Poe's theory of the Imp of the Perverse may also be an early notion of the subconscious and repression which would not be fully theorized until Sigmund Freud.[5]

Many of Poe's characters display a failure to resist the Imp of the Perverse—including the murderer in "The Black Cat"[3] and the narrator in "The Tell-Tale Heart."[4] The opposite of this impulse is seen in Poe's character C. Auguste Dupin who exhibits reason and deep analysis.[6] One of the earliest examples, which predates "The Imp of the Perverse," was in Poe's novel The Narrative of Arthur Gordon Pym of Nantucket. In one scene, the title character is overcome by an overwhelming desire to let himself fall off a steep cliff.[7]

Additionally, scholars and critics suggest that Poe had his own "imp of the perverse." Poe biographer Jeffrey Meyers suggested that Poe wrote it to justify his own actions of self-torment and self-destruction.[3] James M. Hutchisson says that the work reflects Poe's jealousy and sense of betrayal which lead to his public feud with Henry Wadsworth Longfellow and New England; the so-called "Longfellow War" was occurring at the same time Poe wrote "The Imp of the Perverse."[8] Three months after the story was published, Poe lashed out against Boston's literary circle by trying to hoax them by reading his obscure poem "Al Aaraaf" at a lecture. Biographer Daniel Stashower suggests Poe's purposeful attempt to provoke his audience and alienate himself further was inspired by his Imp of the Perverse.[9]

Publication history

"The Imp of the Perverse" was first published in the July 1845 issue of Graham's Magazine.[4] A slightly revised version appeared in the Boston-based gift book May-Flower for 1846.[10]

Critical response

Poe reported in the Broadway Journal in December 1845 that the Nassau Monthly at Princeton College harshly criticized "The Imp of the Perverse." Calling it a "humbug," the reviewer noted that the author's line of reasoning about this philosophical idea was difficult to follow. "He chases from the wilderness of phrenology into that of transcendentalism, then into that of metaphysics generally; then through many weary pages into the open field of inductive philosophy, where he at last corners the poor thing, and then most unmercifully pokes it to death with a long stick."[11]


1.^ Sova, Dawn B. Edgar Allan Poe: A to Z. New York: Checkmark Books, 2001: 114. ISBN 0-8160-4161-X
2.^ Peeples, Scott. Edgar Allan Poe Revisited.

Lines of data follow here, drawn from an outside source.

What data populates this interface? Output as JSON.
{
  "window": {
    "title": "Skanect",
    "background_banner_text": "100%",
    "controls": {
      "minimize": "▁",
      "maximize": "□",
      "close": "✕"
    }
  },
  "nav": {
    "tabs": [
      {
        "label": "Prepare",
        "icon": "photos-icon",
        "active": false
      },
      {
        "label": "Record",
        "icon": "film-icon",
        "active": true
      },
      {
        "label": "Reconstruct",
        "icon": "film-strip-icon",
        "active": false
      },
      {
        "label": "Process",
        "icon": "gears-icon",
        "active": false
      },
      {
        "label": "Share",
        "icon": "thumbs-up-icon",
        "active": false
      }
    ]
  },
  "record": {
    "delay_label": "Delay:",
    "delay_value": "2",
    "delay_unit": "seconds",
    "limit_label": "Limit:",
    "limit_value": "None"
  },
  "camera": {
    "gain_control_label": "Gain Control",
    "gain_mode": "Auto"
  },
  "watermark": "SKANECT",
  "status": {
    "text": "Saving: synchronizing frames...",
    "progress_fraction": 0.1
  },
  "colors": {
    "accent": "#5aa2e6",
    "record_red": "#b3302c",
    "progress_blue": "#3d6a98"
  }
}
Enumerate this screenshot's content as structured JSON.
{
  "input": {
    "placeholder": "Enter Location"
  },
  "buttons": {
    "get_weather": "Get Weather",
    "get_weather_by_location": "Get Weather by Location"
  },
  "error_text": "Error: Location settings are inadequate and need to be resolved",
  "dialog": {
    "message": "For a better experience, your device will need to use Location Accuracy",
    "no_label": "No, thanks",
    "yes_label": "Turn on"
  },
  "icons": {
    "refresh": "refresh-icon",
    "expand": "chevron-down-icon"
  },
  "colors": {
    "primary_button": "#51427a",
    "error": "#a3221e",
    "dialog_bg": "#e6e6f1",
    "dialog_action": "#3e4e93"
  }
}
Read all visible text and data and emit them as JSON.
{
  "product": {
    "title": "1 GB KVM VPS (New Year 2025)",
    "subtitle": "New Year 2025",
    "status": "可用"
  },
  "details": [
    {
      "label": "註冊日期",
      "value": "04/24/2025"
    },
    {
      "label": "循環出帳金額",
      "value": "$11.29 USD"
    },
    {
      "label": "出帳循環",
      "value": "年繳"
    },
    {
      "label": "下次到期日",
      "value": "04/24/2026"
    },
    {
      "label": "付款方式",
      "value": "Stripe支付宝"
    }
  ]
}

New York: Twayne Publishers, 1998: 147. ISBN 0-8057-4572-6
3.^ Meyers, Jeffrey. Edgar Allan Poe: His Life and Legacy. New York: Cooper Square Press, 1992: 58. ISBN 0815410387
4.^ Sova, Dawn B. Edgar Allan Poe: A to Z. New York: Checkmark Books, 2001: 113. ISBN 0-8160-4161-X
5.^ Hoffman, Daniel. Poe Poe Poe Poe Poe Poe Poe. Baton Rouge, La.: Louisiana State University Press, 1998: 12. ISBN 0807123218
6.^ Hutchisson, James M. Poe. Jackson: University Press of Mississippi, 2005: 202. ISBN 1-57806-721-9
7.^ Peeples, Scott. Edgar Allan Poe Revisited. New York: Twayne Publishers, 1998: 57. ISBN 0-8057-4572-6
8.^ Hutchisson, James M. Poe. Jackson: University Press of Mississippi, 2005: 201. ISBN 1-57806-721-9
9.^ Stashower, Daniel. The Beautiful Cigar Girl: Mary Rogers, Edgar Allan Poe, and the Invention of Murder. New York: Dutton, 2006: 274. ISBN 0-525-94981-X
10.^ Thomas, Dwight and David K. Jackson. The Poe Log: A Documentary Life of Edgar Allan Poe, 1809–1849. Boston: G. K. Hall and Co., 1987: 571. ISBN 0-7838-1401-1
11.^ Thomas, Dwight and David K. Jackson. The Poe Log: A Documentary Life of Edgar Allan Poe, 1809–1849. Boston: G. K. Hall and Co., 1987: 602–603. ISBN 0-7838-1401-1